It was later revealed that Hamlin suffered cardiac arrest. Though he has since been released from the hospital, his representative has said Hamlin still faces a “lengthy recovery.”
Why it matters:
Hamlin’s injury shocked everyone, including those who don’t typically pay attention to football. Even more shocking was reporting by ESPN that the NFL had initially planned to resume the game after Hamlin was carted off the field.
The NFL strongly denied that claim, but the episode renewed assertions that the league – whose players are bigger, stronger and faster than ever – has simply become too dangerous.
“It’s like trying to make a safe cigarette,” ESPN host Bomani Jones told CNN last month after being asked whether football can be made safer. “It’s just not really how this works – how this game works – and part of why people watch is the fact that it’s not safe.”
The NFL is listening. For the first time ever, this year’s Pro Bowl – essentially an all-star game between the best players from the NFC and AFC – was a flag football game, with no tackling. The change came in part due to feedback from the players, many of whom did not want to risk an injury in an exhibition game.
The league has also made efforts to make the game safer through renewed concussion protocols and other safety measures. NFL Commissioner Roger Goodell said this week that overall player injuries were down nearly 6% this season.
And yet, questions remain. Just this week a group of former NFL players sued the league’s disability benefit program, Goodell and the disability board, accusing them of routinely denying disability claims.

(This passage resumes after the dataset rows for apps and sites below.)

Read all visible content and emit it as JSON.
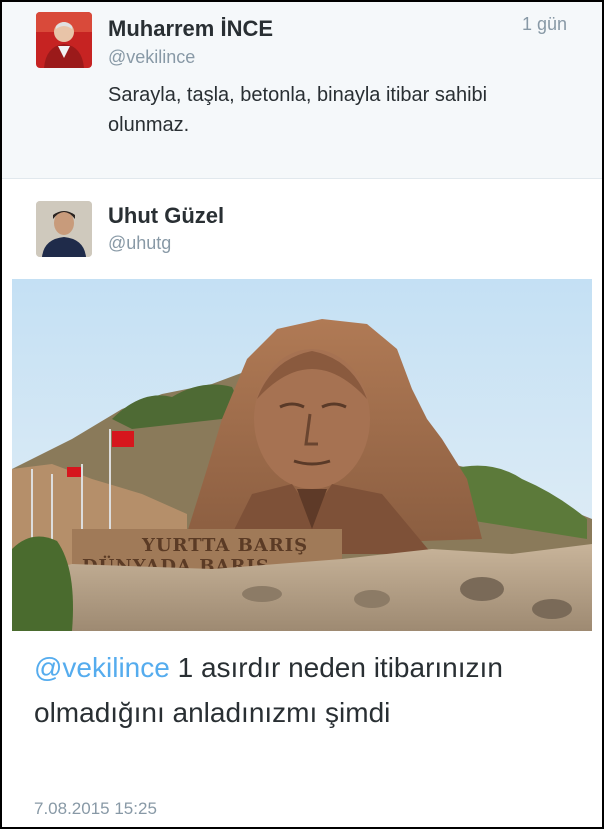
{
  "tweets": [
    {
      "name": "Muharrem İNCE",
      "handle": "@vekilince",
      "time": "1 gün",
      "text": "Sarayla, taşla, betonla, binayla itibar sahibi olunmaz."
    },
    {
      "name": "Uhut Güzel",
      "handle": "@uhutg",
      "mention": "@vekilince",
      "text": " 1 asırdır neden itibarınızın olmadığını anladınızmı şimdi",
      "timestamp": "7.08.2015 15:25",
      "photo": {
        "inscription_line1": "YURTTA BARIŞ",
        "inscription_line2": "DÜNYADA BARIŞ"
      }
    }
  ]
}
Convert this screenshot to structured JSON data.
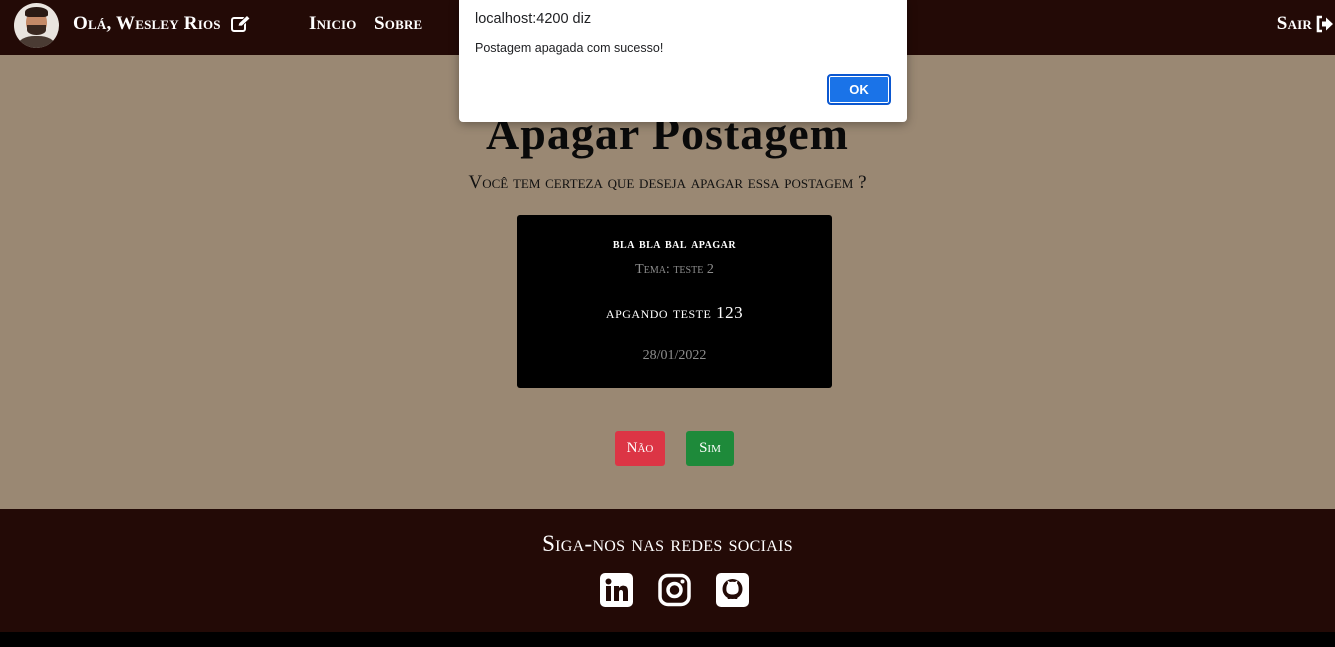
{
  "navbar": {
    "greeting": "Olá, Wesley Rios",
    "nav_links": [
      "Inicio",
      "Sobre"
    ],
    "logout_label": "Sair",
    "background": "#230a06"
  },
  "main": {
    "title": "Apagar Postagem",
    "confirm_question": "Você tem certeza que deseja apagar essa postagem ?",
    "post": {
      "title": "bla bla bal apagar",
      "theme": "Tema: teste 2",
      "text": "apgando teste 123",
      "date": "28/01/2022"
    },
    "no_label": "Não",
    "yes_label": "Sim"
  },
  "footer": {
    "title": "Siga-nos nas redes sociais",
    "socials": [
      "linkedin-icon",
      "instagram-icon",
      "github-icon"
    ]
  },
  "dialog": {
    "origin": "localhost:4200 diz",
    "message": "Postagem apagada com sucesso!",
    "ok_label": "OK"
  },
  "colors": {
    "page_bg": "#9a8873",
    "danger": "#dc3545",
    "success": "#1e8a3a",
    "dialog_button": "#1a73e8"
  }
}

Pro football is a multibillion-dollar industry. It’s also just a game. Is it worth the risk to players’ health?
“As long as people love it, and they keep spending their money, and the television networks keep giving the NFL these massive contracts, it’s not going anywhere,” Reid said.
And so, yes, much of the world will gather around chicken wings and cheese dip to watch the Super Bowl. But beyond Sunday’s pageantry, the league’s issues will linger.
CNN’s Ben Morse contributed to this report.